- _DIRECTIONS_
Your answer must be an exact copy of the listing that follows, with all pictures omitted.

★ ★ ★ ★ ★

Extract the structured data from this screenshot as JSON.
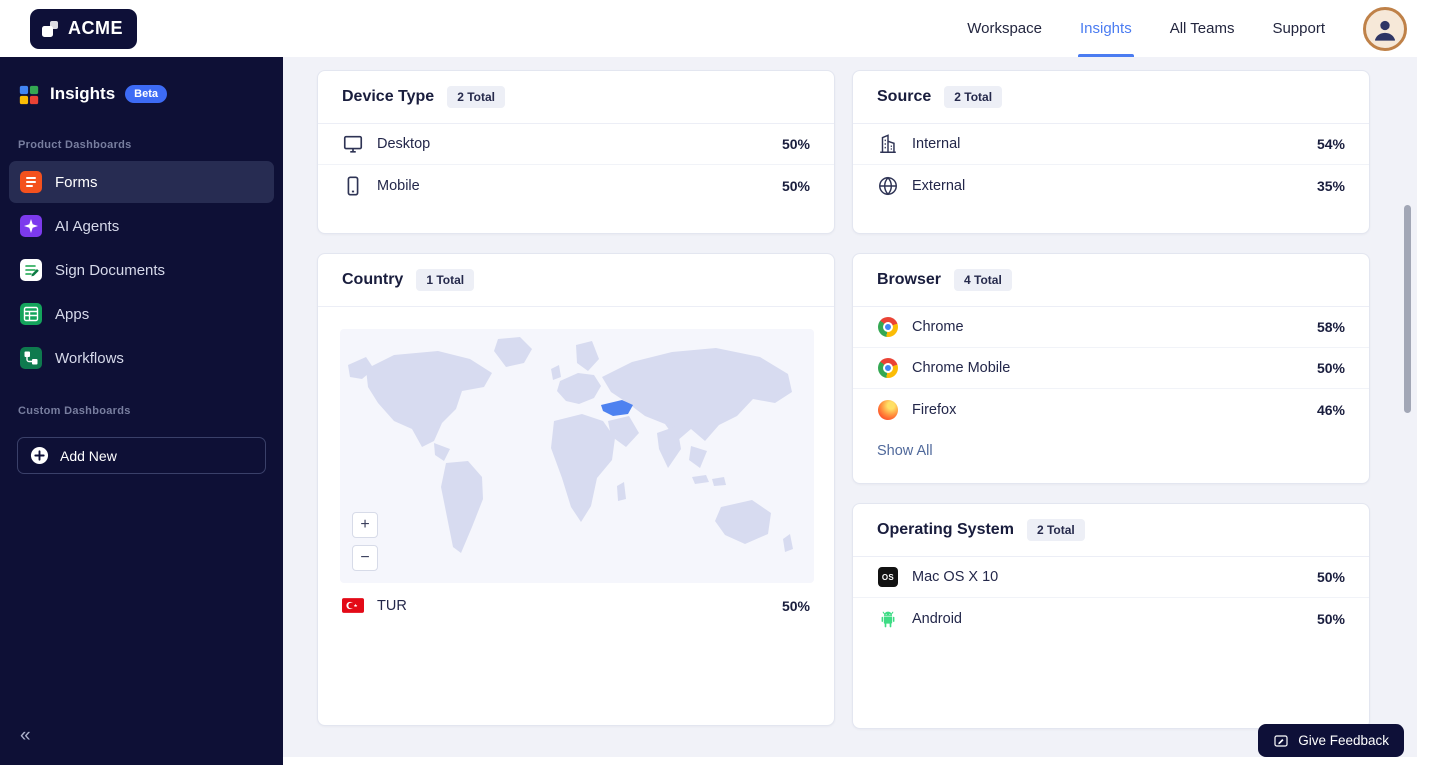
{
  "header": {
    "logo": "ACME",
    "nav_items": [
      {
        "label": "Workspace",
        "active": false
      },
      {
        "label": "Insights",
        "active": true
      },
      {
        "label": "All Teams",
        "active": false
      },
      {
        "label": "Support",
        "active": false
      }
    ]
  },
  "sidebar": {
    "brand": {
      "title": "Insights",
      "badge": "Beta",
      "icon": "insights-logo-icon"
    },
    "sections": [
      {
        "label": "Product Dashboards",
        "items": [
          {
            "label": "Forms",
            "icon": "forms-icon",
            "active": true
          },
          {
            "label": "AI Agents",
            "icon": "ai-agents-icon",
            "active": false
          },
          {
            "label": "Sign Documents",
            "icon": "sign-documents-icon",
            "active": false
          },
          {
            "label": "Apps",
            "icon": "apps-icon",
            "active": false
          },
          {
            "label": "Workflows",
            "icon": "workflows-icon",
            "active": false
          }
        ]
      },
      {
        "label": "Custom Dashboards",
        "items": []
      }
    ],
    "add_new": "Add New",
    "collapse": "«"
  },
  "cards": {
    "device_type": {
      "title": "Device Type",
      "badge": "2 Total",
      "rows": [
        {
          "label": "Desktop",
          "value": "50%",
          "icon": "desktop-icon"
        },
        {
          "label": "Mobile",
          "value": "50%",
          "icon": "mobile-icon"
        }
      ]
    },
    "source": {
      "title": "Source",
      "badge": "2 Total",
      "rows": [
        {
          "label": "Internal",
          "value": "54%",
          "icon": "building-icon"
        },
        {
          "label": "External",
          "value": "35%",
          "icon": "globe-icon"
        }
      ]
    },
    "country": {
      "title": "Country",
      "badge": "1 Total",
      "zoom_in": "+",
      "zoom_out": "−",
      "highlighted_country": "Turkey",
      "rows": [
        {
          "label": "TUR",
          "value": "50%",
          "icon": "turkey-flag-icon"
        }
      ]
    },
    "browser": {
      "title": "Browser",
      "badge": "4 Total",
      "rows": [
        {
          "label": "Chrome",
          "value": "58%",
          "icon": "chrome-icon"
        },
        {
          "label": "Chrome Mobile",
          "value": "50%",
          "icon": "chrome-icon"
        },
        {
          "label": "Firefox",
          "value": "46%",
          "icon": "firefox-icon"
        }
      ],
      "show_all": "Show All"
    },
    "operating_system": {
      "title": "Operating System",
      "badge": "2 Total",
      "rows": [
        {
          "label": "Mac OS X 10",
          "value": "50%",
          "icon": "macos-icon",
          "icon_text": "OS"
        },
        {
          "label": "Android",
          "value": "50%",
          "icon": "android-icon"
        }
      ]
    }
  },
  "feedback": {
    "label": "Give Feedback"
  }
}
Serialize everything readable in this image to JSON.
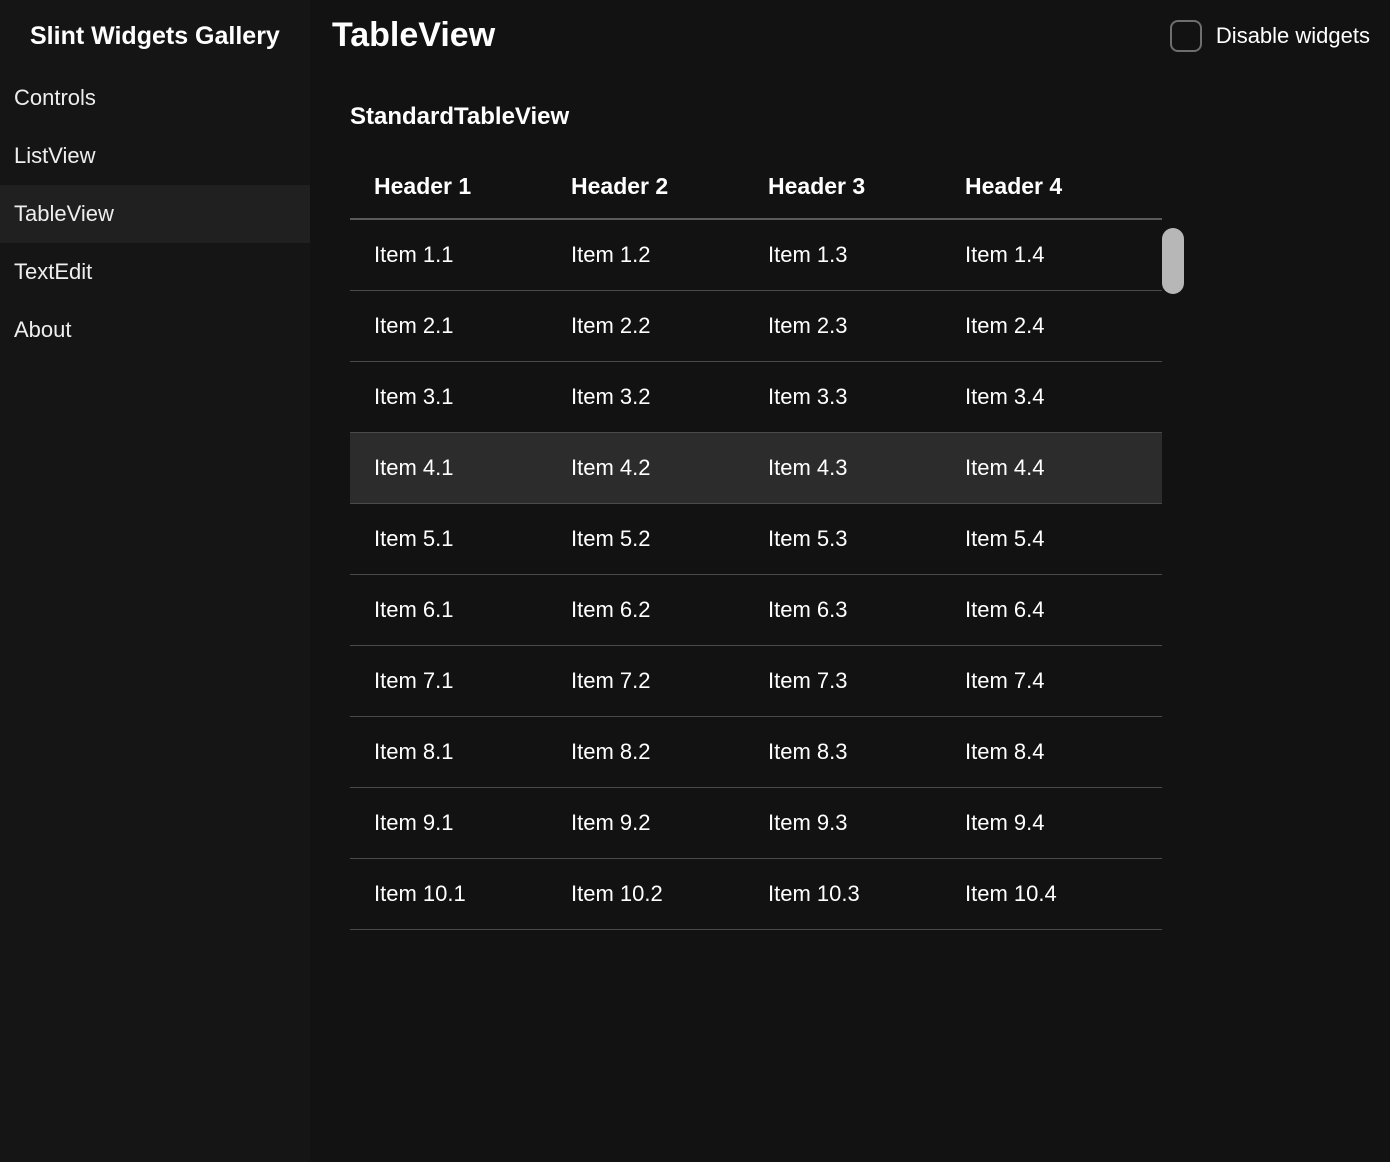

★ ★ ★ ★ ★

- _TASK RESPONSE_
Extract the structured data from this screenshot as JSON.
{
  "header": {
    "logo": "ACME",
    "nav_items": [
      {
        "label": "Workspace",
        "active": false
      },
      {
        "label": "Insights",
        "active": true
      },
      {
        "label": "All Teams",
        "active": false
      },
      {
        "label": "Support",
        "active": false
      }
    ]
  },
  "sidebar": {
    "brand": {
      "title": "Insights",
      "badge": "Beta",
      "icon": "insights-logo-icon"
    },
    "sections": [
      {
        "label": "Product Dashboards",
        "items": [
          {
            "label": "Forms",
            "icon": "forms-icon",
            "active": true
          },
          {
            "label": "AI Agents",
            "icon": "ai-agents-icon",
            "active": false
          },
          {
            "label": "Sign Documents",
            "icon": "sign-documents-icon",
            "active": false
          },
          {
            "label": "Apps",
            "icon": "apps-icon",
            "active": false
          },
          {
            "label": "Workflows",
            "icon": "workflows-icon",
            "active": false
          }
        ]
      },
      {
        "label": "Custom Dashboards",
        "items": []
      }
    ],
    "add_new": "Add New",
    "collapse": "«"
  },
  "cards": {
    "device_type": {
      "title": "Device Type",
      "badge": "2 Total",
      "rows": [
        {
          "label": "Desktop",
          "value": "50%",
          "icon": "desktop-icon"
        },
        {
          "label": "Mobile",
          "value": "50%",
          "icon": "mobile-icon"
        }
      ]
    },
    "source": {
      "title": "Source",
      "badge": "2 Total",
      "rows": [
        {
          "label": "Internal",
          "value": "54%",
          "icon": "building-icon"
        },
        {
          "label": "External",
          "value": "35%",
          "icon": "globe-icon"
        }
      ]
    },
    "country": {
      "title": "Country",
      "badge": "1 Total",
      "zoom_in": "+",
      "zoom_out": "−",
      "highlighted_country": "Turkey",
      "rows": [
        {
          "label": "TUR",
          "value": "50%",
          "icon": "turkey-flag-icon"
        }
      ]
    },
    "browser": {
      "title": "Browser",
      "badge": "4 Total",
      "rows": [
        {
          "label": "Chrome",
          "value": "58%",
          "icon": "chrome-icon"
        },
        {
          "label": "Chrome Mobile",
          "value": "50%",
          "icon": "chrome-icon"
        },
        {
          "label": "Firefox",
          "value": "46%",
          "icon": "firefox-icon"
        }
      ],
      "show_all": "Show All"
    },
    "operating_system": {
      "title": "Operating System",
      "badge": "2 Total",
      "rows": [
        {
          "label": "Mac OS X 10",
          "value": "50%",
          "icon": "macos-icon",
          "icon_text": "OS"
        },
        {
          "label": "Android",
          "value": "50%",
          "icon": "android-icon"
        }
      ]
    }
  },
  "feedback": {
    "label": "Give Feedback"
  }
}
Serialize everything readable in this image to JSON.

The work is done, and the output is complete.